By John Richardson
LIFE in China can be grim, much as it was in Britain during its industrial development.
In China, according to The Economist:
- A tenth of the country’s farmland is poisoned with chemicals and heavy metals. Half of China’s urban water supplies are unfit even to wash in, let alone drink.
- In the northern half of the country air pollution reduces average life expectancy by five-and-half-years.
- In January 2013, the air of Beijing hit a level of toxicity 40 times above what the World Health Organisation deems safe.
“If China were simply following the path of rich countries from poverty through pollution to fresh air, there would be little to worry about (unless you lived in one of those [China's] hellish cities),” The Economist added.
“But the parallels fall apart, for two reasons. One is time. When Britain’s industrial engine was gaining speed, levels of CO2 in the atmosphere were the same as they had been for millennia. Now they are half as high again, and not far off 450 parts per million, which most scientists think is the danger level. The other is place. China is so vast and its economy is growing so rapidly that its effect on the world is far greater than that of any other single country.”
The good news is that China will spend $275 billion over the next five years improving air quality—roughly the same as the GDP of Hong Kong, and twice the size of the annual defence budget.
And the truly fantastic news is that China has a visionary set of new leaders who fully recognise the extent of all of the country’s challenges. There is a good chance that they will succeed.
But tackling China’s environmental crisis is another example of “crossing the river by feeling the stones”. It will, of course, be largely about government policies, some of which will fail as others succeed. Nobody knows exactly how to get from Point A to Point B.
If China doesn’t make the environmental transition, then how will it escape the middle-income trap? Moving up the Lewis Curve would be very difficult if large numbers of its educated and young people – the innovators of the future – decide to leave the country for quality-of-life reasons.
“Whilst China’s ambition to introduce economic instruments [to reduce CO2 emissions) is to be applauded, implementing them in such a way that they are effective will face a number of serious obstacles,” wrote Philip Andrews-Speed, Principal Fellow, Energy Studies Institute at the National University of Singapore, in this Business Spectator article. (He was referring to efforts to reduce CO2 emissions via carbon trading schemes and carbon taxes, but his comments apply to all of China’s environmental challenges.)
“First, the major energy users are large state-owned enterprises which have significant political and market power, soft budgetary constraints and a low cost of capital,” continued Andrews-Speed.
“Additionally they are protected from hostile take-overs or bankruptcy, which would require government approval.
“Second, the limited capacity and authority of the governing agencies may restrict their ability to monitor and administer the schemes, or impose penalties on offenders.
“Antagonistic local governments are likely to find ways to undermine central government initiatives, for example by compensating local enterprises for financial losses arising from these schemes, removing any economic impetus to change.”
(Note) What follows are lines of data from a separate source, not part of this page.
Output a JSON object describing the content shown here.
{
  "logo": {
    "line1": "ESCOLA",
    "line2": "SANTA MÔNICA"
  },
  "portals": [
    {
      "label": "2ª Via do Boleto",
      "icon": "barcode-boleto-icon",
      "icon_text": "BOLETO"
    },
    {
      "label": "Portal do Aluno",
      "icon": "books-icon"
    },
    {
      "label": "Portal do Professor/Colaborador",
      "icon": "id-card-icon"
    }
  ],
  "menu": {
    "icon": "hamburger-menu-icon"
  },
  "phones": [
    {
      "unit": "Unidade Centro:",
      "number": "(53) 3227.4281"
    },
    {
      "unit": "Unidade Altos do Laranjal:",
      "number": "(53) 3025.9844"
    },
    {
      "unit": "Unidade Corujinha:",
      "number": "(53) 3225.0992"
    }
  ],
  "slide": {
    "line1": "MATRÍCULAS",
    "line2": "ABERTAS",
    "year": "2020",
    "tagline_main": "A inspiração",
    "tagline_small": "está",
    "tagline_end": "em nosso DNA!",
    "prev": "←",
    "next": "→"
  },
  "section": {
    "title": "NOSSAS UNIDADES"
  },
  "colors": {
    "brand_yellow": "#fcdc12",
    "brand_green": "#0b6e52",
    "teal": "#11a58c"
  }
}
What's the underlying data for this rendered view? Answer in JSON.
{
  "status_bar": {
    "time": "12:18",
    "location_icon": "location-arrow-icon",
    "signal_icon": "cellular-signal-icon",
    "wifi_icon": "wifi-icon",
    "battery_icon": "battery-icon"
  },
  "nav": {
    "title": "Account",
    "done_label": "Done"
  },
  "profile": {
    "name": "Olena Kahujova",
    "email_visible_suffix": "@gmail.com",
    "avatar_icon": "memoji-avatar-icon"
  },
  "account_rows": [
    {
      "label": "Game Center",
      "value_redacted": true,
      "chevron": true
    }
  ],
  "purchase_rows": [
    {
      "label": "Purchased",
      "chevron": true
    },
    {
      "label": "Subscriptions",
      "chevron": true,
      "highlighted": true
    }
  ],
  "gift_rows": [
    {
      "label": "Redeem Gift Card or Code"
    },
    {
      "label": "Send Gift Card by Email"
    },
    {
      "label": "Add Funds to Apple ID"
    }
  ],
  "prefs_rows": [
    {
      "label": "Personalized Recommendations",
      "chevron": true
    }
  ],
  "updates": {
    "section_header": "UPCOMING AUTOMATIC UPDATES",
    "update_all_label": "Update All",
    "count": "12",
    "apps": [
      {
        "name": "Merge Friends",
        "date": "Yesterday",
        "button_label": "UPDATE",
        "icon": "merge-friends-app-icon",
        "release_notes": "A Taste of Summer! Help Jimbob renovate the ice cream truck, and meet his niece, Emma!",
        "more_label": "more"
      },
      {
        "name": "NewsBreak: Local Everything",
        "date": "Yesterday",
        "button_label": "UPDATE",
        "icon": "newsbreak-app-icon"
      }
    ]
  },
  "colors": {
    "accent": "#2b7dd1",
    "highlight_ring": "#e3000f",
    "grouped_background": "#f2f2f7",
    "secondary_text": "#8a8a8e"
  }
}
His words are once again worth printing off and pinning to every chemicals company boardroom wall. They should be referred to every time people trot out one-dimensional “truisms” about the inevitability of China’s economic progression.